## Task description
Below are lines of data. Give the number of them that contain the string "likes", and nothing else.

*** Material provided ***

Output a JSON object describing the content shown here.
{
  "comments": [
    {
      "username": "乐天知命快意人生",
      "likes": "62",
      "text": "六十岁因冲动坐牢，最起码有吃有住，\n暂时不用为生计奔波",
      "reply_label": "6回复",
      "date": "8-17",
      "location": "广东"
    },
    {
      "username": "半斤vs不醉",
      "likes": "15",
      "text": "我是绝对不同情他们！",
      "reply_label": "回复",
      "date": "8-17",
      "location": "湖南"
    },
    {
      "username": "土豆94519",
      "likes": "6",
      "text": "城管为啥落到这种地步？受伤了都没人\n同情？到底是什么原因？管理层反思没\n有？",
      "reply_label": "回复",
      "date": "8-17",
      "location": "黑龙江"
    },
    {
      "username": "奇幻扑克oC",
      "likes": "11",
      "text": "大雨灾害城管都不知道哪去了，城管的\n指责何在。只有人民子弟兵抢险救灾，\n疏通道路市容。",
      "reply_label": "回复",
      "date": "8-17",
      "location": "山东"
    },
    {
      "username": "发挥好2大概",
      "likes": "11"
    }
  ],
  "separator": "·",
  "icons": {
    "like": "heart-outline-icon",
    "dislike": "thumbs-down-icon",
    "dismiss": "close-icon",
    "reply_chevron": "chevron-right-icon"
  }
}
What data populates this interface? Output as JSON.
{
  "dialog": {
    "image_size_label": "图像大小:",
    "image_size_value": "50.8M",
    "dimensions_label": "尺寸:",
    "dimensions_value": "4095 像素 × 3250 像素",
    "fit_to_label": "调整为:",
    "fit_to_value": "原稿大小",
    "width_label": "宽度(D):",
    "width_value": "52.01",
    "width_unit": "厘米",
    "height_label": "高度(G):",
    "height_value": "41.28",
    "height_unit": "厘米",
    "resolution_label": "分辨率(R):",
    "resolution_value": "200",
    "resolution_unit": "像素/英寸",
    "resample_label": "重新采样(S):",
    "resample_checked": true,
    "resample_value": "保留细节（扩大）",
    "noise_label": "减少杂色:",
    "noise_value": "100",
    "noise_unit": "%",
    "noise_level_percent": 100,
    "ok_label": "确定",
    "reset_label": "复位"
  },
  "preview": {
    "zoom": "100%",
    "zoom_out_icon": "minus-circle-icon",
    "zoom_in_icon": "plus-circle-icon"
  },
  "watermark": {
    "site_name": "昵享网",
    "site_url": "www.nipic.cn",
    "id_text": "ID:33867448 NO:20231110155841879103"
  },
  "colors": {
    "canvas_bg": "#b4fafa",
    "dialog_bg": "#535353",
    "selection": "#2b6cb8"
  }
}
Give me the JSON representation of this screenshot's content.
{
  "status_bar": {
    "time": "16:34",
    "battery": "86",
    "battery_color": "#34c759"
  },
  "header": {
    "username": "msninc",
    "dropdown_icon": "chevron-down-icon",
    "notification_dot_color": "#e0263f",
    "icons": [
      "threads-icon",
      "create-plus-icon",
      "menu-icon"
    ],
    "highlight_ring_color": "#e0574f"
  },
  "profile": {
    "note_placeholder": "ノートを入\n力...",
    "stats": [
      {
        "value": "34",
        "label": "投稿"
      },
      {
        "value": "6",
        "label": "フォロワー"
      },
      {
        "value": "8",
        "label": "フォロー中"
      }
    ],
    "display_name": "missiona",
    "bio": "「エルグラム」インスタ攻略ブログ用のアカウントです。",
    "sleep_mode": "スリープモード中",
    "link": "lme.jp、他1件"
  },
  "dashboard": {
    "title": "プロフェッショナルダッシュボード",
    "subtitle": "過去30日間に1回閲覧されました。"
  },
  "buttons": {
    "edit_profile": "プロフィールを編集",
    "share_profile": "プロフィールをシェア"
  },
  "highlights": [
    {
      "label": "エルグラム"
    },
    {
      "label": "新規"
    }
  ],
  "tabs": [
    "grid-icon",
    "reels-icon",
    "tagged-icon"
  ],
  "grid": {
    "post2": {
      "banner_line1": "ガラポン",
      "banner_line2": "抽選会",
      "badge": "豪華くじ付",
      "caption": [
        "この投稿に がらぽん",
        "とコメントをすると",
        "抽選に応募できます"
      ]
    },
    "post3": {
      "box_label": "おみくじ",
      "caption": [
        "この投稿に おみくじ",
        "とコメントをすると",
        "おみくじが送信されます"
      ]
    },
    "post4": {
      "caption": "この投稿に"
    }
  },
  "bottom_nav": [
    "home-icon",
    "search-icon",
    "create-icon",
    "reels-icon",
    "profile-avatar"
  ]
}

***

## Task result
5